Video

Video Filmmakers Produce Hand-Painted Documentary on Van Gogh

The troubled life of the famous 19th century Dutch painter Vincent van Gogh has been told through many books and films, but never in the way a group of filmmakers now intends to do. "Loving Vincent " will be the first ever feature-length film made of animated hand-painted images, done in the style of the late artist. VOA’s George Putic reports.
Video

Video Issues or Ethnicity? Question Divides Nigeria

As Nigeria goes to the polls next month, many expect the two top presidential contenders to gain much of their support from constituencies organized along ethnic or religious lines. But are faith and regional blocs really what political power in Nigeria is about? Chris Stein reports.
Video

Video Rock-Consuming Organisms Alter Views of Life Processes

Scientists thought they knew much about how life works, until a discovery more than two decades ago challenged conventional beliefs. Scientists found that there are organisms that breathe rocks. And it is only recently that the scientific community is accepting that there are organisms that could get energy out of rocks. Correspondent Elizabeth Lee reports.
Video

Video Paris Attacks Highlight Global Weapons Black Market

As law enforcement officials piece together how the Paris and Belgian terror cells carried out their recent attacks, questions are being asked about how they obtained military grade assault weapons - which are illegal in the European Union. As VOA's Jeff Swicord reports, experts say there is a very active worldwide black market for these weapons, and criminals and terrorists are buying.
Video

Video Activists Accuse China of Targeting Religious Freedom

The U.S.-based Chinese religious rights group ChinaAid says 2014 was the worst year for religious freedom in China since the end of the Cultural Revolution.
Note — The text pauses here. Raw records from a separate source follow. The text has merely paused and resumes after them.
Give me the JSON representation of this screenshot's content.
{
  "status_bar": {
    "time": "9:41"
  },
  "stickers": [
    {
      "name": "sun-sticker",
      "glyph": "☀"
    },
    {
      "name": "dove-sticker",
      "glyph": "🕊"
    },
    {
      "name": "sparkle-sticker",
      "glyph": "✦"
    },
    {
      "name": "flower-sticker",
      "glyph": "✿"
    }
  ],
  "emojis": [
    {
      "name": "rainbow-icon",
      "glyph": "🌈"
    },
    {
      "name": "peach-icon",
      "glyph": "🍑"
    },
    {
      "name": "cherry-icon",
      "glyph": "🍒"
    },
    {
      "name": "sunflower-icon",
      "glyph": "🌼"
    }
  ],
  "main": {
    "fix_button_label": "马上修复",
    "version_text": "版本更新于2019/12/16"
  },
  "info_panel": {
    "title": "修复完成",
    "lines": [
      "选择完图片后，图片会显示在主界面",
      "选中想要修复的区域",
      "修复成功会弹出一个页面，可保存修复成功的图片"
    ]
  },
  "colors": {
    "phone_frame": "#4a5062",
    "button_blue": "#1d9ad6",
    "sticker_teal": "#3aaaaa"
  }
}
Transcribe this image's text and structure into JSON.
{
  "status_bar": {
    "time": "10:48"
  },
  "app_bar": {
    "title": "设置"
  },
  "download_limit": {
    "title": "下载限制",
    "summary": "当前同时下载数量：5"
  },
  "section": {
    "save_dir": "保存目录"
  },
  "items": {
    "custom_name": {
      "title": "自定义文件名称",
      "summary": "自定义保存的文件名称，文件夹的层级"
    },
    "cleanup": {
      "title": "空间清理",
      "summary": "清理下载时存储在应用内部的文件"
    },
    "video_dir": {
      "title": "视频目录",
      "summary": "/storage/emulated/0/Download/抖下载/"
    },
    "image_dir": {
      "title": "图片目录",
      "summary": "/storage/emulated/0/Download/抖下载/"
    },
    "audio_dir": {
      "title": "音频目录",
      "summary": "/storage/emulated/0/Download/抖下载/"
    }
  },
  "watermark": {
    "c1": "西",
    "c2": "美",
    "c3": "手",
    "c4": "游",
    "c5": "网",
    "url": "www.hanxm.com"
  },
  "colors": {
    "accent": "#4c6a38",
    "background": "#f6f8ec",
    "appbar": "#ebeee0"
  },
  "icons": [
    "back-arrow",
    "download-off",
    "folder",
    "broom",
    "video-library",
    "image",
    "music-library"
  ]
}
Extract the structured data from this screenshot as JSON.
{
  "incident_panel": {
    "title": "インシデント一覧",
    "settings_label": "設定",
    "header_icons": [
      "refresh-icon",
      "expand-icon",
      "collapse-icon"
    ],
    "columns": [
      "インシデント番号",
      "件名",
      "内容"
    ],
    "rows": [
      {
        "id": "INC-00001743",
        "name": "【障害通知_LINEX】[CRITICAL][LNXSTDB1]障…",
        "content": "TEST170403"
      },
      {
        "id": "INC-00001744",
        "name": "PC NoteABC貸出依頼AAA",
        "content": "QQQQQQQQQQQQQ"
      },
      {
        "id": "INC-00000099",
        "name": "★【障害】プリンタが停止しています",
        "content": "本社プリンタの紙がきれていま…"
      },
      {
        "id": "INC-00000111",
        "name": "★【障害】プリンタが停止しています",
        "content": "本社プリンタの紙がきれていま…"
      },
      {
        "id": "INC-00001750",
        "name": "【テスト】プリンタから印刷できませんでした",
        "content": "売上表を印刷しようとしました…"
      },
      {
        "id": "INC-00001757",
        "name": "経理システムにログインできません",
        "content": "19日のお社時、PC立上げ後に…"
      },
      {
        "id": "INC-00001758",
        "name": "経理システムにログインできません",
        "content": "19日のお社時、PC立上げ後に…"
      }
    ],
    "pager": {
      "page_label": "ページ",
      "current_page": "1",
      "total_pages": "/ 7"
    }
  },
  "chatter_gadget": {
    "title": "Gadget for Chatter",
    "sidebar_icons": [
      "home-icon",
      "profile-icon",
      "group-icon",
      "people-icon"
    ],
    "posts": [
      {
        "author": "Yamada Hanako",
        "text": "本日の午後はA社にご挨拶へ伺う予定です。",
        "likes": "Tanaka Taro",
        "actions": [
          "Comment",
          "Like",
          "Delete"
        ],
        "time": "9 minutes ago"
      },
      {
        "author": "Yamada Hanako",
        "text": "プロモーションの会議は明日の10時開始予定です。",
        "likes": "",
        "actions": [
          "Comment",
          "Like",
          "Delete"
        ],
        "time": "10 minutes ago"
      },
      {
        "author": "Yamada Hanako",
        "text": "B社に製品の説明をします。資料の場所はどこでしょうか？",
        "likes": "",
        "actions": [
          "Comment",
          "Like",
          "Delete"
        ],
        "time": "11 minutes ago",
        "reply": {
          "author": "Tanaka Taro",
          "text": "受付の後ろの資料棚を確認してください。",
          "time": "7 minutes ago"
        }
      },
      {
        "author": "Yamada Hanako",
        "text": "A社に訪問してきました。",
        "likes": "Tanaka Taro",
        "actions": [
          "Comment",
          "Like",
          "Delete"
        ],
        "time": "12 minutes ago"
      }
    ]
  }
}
As Ye Fan reports, activists say Beijing has been tightening religious controls ever since Chinese leader Xi Jinping came to office. Hu Wei narrates.
Video

Video Theologians Cast Doubt on Morality of Drone Strikes

In 2006, stirred by photos of U.S. soldiers mistreating Iraqi prisoners, a group of American faith leaders and academics launched the National Religious Campaign Against Torture. It played an important role in getting Congress to investigate, and the president to ban, torture. VOA's Jerome Socolovsky reports.

Circumventing Censorship

An Internet Primer for Healthy Web Habits

As surveillance and censoring technologies advance, so, too, do new tools for your computer or mobile device that help protect your privacy and break through Internet censorship.
More

All About America

AppleAndroid